Data records for software interfaces
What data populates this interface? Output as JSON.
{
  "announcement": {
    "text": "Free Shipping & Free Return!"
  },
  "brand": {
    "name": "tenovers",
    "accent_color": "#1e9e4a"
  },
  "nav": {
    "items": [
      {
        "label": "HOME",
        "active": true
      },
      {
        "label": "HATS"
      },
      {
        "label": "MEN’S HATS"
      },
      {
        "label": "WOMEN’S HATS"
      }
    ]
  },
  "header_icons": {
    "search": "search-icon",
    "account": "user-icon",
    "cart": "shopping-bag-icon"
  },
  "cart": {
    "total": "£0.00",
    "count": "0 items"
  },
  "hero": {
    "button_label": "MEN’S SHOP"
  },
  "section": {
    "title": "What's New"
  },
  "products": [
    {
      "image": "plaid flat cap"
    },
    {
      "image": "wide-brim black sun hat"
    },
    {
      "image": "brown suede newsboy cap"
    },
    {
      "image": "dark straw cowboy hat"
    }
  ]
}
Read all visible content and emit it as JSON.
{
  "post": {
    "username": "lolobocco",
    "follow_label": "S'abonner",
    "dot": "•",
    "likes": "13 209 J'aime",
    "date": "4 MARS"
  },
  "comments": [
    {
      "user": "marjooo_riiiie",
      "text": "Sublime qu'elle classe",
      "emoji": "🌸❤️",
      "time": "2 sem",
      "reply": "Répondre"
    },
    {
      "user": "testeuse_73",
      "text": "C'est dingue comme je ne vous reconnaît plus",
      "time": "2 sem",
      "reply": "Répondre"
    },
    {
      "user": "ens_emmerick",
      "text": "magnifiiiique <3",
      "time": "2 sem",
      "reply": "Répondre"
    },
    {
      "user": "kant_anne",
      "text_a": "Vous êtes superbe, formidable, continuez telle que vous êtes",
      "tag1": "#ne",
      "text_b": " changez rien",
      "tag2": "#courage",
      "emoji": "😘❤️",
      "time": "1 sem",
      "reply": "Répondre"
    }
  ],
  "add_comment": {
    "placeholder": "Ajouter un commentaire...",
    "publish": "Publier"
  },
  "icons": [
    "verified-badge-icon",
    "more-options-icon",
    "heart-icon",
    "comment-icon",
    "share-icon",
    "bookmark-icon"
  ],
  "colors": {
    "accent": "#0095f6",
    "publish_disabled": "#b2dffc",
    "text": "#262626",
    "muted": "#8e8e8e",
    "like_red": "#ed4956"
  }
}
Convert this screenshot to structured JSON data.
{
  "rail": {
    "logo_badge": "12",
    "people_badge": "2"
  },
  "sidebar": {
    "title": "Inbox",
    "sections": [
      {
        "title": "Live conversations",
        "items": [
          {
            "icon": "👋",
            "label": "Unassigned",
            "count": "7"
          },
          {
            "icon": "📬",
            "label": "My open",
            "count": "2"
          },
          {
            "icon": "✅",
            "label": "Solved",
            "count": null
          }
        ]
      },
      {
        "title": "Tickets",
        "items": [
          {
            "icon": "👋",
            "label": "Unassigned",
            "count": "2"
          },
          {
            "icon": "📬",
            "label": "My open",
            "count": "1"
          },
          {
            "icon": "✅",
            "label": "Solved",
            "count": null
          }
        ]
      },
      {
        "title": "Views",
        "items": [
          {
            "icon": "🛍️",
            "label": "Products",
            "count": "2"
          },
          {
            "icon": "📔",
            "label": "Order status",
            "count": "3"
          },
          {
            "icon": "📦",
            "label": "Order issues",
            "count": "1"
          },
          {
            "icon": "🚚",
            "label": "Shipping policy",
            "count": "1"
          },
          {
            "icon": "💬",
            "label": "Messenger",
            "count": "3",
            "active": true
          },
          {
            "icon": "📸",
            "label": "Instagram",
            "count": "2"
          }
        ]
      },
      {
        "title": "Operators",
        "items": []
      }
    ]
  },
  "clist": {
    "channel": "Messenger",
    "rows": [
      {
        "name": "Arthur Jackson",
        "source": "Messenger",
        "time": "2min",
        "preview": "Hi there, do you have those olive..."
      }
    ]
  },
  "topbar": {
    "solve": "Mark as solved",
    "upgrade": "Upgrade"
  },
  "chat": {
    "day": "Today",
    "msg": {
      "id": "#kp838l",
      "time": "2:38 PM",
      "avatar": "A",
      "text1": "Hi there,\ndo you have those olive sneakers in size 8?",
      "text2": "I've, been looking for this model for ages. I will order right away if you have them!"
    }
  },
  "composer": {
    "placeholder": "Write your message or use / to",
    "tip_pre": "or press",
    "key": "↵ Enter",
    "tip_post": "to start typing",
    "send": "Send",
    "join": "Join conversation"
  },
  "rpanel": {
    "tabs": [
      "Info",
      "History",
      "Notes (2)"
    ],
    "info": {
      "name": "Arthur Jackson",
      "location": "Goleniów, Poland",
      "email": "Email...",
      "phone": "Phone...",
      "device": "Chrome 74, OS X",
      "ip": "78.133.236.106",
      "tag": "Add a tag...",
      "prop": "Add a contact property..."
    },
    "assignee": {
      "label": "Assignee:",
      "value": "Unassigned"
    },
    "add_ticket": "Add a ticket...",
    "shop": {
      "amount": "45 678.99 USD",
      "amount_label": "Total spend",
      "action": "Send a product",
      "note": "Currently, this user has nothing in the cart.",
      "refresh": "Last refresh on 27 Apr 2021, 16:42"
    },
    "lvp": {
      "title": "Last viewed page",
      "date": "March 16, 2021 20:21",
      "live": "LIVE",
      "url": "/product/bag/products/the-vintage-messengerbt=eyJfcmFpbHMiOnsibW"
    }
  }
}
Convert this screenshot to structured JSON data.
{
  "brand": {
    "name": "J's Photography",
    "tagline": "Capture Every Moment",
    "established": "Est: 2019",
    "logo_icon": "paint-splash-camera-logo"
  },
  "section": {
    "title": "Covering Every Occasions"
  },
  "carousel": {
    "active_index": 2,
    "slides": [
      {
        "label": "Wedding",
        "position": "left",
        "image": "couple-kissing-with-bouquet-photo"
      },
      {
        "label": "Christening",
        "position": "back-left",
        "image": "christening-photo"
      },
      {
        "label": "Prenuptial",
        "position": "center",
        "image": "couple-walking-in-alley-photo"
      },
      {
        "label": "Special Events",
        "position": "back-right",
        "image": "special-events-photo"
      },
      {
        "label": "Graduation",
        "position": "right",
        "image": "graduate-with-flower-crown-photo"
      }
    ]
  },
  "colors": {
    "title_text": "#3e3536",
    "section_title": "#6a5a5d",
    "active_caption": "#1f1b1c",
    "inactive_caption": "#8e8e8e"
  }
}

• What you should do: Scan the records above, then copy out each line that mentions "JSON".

• Result:
What data populates this interface? Output as JSON.
Read all visible content and emit it as JSON.
Convert this screenshot to structured JSON data.
Convert this screenshot to structured JSON data.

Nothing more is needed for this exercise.